WORK ITEM: Copy each line from the records below in which the word "time" is found.

SUPPLIED MATERIAL:

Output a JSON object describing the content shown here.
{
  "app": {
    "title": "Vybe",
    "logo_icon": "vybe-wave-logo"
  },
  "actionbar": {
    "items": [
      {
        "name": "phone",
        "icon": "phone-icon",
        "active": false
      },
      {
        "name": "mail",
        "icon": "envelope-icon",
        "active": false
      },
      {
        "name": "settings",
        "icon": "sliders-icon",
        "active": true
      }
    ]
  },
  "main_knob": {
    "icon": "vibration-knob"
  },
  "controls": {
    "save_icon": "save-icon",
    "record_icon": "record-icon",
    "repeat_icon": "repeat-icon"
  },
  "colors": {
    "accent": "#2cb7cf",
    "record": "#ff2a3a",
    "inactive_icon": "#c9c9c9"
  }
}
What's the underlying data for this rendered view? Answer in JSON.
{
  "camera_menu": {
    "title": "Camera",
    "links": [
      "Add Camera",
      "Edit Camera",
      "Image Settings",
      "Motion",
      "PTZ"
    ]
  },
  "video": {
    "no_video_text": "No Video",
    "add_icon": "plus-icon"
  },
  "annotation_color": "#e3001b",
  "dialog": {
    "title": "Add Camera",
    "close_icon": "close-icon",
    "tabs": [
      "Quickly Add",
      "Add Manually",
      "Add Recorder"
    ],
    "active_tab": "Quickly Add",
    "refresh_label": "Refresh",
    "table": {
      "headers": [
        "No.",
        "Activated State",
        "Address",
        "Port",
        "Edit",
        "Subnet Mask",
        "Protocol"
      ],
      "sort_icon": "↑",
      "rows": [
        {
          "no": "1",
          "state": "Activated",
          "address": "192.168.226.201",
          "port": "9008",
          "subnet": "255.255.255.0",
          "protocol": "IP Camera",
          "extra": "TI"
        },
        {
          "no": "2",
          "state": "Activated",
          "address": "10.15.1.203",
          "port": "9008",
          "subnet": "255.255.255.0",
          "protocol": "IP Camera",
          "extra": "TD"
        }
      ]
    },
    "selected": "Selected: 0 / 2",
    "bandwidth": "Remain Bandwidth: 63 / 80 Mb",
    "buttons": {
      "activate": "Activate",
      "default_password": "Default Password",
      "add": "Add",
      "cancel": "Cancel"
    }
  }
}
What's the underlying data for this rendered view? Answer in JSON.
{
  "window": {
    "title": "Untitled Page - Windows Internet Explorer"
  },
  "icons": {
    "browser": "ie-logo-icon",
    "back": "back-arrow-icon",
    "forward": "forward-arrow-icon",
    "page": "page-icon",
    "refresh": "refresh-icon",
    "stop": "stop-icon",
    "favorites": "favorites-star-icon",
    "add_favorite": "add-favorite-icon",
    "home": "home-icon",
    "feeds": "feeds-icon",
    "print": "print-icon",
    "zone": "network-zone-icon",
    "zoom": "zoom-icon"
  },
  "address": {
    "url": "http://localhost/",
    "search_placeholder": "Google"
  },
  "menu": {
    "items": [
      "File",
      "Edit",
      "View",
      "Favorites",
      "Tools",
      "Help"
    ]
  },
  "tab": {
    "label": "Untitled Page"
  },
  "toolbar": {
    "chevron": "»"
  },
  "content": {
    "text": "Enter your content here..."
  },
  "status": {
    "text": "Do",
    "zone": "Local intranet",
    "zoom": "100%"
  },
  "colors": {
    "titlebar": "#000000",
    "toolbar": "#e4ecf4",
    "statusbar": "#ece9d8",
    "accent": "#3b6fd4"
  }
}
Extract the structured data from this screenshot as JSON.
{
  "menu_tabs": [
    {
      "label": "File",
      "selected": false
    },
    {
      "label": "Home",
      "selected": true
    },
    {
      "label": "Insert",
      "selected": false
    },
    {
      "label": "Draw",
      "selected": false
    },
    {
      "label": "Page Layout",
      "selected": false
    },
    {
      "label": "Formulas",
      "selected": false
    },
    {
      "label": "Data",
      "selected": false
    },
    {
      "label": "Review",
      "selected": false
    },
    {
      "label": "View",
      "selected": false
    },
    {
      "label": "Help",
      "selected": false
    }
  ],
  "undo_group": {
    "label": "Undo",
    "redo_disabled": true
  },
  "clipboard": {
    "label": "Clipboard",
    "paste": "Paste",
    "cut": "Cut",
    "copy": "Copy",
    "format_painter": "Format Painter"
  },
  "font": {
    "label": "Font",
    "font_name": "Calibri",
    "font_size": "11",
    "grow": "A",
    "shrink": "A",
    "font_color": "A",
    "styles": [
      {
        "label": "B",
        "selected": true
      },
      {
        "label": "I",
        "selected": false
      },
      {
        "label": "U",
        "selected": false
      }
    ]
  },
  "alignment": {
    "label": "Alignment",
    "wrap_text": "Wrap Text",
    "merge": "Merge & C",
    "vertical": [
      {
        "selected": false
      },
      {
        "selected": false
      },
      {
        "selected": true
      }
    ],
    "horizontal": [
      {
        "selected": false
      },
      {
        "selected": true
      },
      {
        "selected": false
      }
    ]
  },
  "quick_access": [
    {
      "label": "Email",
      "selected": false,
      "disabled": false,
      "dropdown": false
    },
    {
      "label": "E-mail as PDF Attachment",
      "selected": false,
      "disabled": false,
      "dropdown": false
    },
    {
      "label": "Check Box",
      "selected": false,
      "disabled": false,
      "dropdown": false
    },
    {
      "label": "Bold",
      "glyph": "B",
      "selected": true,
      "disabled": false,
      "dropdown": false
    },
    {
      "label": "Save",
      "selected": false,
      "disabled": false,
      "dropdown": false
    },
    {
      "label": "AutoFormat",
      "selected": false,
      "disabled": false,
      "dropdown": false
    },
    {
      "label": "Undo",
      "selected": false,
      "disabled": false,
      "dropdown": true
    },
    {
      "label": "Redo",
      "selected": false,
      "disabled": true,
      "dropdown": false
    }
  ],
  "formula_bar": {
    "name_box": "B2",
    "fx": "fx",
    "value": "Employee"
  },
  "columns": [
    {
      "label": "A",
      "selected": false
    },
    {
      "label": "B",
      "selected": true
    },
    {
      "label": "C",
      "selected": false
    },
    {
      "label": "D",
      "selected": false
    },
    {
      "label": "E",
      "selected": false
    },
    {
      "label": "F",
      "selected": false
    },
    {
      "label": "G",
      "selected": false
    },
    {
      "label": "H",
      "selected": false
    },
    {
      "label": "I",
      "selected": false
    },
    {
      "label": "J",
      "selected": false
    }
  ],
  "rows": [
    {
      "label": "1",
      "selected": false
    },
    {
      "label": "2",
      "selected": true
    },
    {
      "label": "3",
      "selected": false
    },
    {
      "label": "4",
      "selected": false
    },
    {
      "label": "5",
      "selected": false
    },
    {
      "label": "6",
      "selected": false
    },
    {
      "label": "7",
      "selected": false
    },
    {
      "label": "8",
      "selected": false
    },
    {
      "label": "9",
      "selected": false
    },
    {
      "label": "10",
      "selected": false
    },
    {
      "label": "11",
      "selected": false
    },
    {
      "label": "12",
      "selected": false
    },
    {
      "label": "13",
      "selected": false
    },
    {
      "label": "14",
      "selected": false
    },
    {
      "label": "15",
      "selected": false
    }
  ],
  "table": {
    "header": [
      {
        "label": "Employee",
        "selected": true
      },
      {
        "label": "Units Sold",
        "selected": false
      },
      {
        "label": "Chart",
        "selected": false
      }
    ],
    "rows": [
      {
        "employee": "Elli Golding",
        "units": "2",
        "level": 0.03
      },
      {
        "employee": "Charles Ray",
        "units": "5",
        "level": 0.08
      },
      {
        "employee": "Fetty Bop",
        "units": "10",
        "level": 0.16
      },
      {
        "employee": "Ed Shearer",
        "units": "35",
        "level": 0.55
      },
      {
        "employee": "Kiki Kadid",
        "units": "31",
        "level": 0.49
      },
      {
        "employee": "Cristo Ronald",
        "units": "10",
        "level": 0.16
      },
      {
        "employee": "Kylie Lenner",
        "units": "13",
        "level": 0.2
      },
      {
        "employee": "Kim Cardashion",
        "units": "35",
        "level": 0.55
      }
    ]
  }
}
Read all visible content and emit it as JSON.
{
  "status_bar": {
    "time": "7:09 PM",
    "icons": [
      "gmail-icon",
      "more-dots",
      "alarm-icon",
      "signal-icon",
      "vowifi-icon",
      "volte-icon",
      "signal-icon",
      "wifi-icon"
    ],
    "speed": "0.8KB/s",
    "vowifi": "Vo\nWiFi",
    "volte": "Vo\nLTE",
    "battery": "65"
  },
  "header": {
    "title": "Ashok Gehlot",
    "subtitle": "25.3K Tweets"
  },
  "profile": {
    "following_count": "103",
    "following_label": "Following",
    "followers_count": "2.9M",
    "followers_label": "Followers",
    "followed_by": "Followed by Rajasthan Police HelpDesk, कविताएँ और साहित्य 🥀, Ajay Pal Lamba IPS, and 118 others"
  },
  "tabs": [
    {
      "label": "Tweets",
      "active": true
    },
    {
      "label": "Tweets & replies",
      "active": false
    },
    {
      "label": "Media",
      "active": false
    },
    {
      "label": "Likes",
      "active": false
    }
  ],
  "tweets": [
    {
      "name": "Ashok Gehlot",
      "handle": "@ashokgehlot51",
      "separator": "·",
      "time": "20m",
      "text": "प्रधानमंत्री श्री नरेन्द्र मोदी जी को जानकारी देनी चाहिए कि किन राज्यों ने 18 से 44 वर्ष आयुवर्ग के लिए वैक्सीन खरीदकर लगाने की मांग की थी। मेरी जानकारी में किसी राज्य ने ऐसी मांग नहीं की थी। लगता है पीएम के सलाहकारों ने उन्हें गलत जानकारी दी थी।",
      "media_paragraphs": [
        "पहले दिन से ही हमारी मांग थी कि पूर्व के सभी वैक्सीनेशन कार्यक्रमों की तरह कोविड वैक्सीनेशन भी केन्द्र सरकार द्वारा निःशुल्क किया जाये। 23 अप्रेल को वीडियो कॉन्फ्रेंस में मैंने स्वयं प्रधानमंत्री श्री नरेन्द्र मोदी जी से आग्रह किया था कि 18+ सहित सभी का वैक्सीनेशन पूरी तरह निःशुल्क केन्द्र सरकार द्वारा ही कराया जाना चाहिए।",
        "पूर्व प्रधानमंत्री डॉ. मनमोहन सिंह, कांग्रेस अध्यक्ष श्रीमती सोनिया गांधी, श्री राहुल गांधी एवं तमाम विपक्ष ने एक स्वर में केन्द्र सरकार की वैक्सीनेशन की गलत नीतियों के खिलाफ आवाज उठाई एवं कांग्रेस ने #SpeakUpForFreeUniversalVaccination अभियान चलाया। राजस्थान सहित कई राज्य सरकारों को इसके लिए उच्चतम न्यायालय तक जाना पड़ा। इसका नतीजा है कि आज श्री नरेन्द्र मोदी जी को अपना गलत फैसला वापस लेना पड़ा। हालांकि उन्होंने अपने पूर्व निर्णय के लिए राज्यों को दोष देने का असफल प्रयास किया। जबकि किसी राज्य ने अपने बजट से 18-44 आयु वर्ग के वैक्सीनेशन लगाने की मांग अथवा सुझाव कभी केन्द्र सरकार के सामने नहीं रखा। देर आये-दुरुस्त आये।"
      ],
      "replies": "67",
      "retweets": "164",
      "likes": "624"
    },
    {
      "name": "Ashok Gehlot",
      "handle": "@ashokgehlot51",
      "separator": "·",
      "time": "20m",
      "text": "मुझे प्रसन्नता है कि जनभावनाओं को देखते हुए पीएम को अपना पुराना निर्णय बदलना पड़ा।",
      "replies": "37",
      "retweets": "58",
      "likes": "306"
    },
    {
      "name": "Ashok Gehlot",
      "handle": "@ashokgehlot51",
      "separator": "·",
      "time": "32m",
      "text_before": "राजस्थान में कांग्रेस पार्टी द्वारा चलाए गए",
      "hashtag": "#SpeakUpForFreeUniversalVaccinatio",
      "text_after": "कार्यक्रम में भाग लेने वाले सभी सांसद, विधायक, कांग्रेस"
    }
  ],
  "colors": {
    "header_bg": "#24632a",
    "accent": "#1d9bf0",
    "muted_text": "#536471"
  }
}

ANSWER TO THIS TASK:
    "time": "7:09 PM",
      "time": "20m",
      "time": "20m",
      "time": "32m",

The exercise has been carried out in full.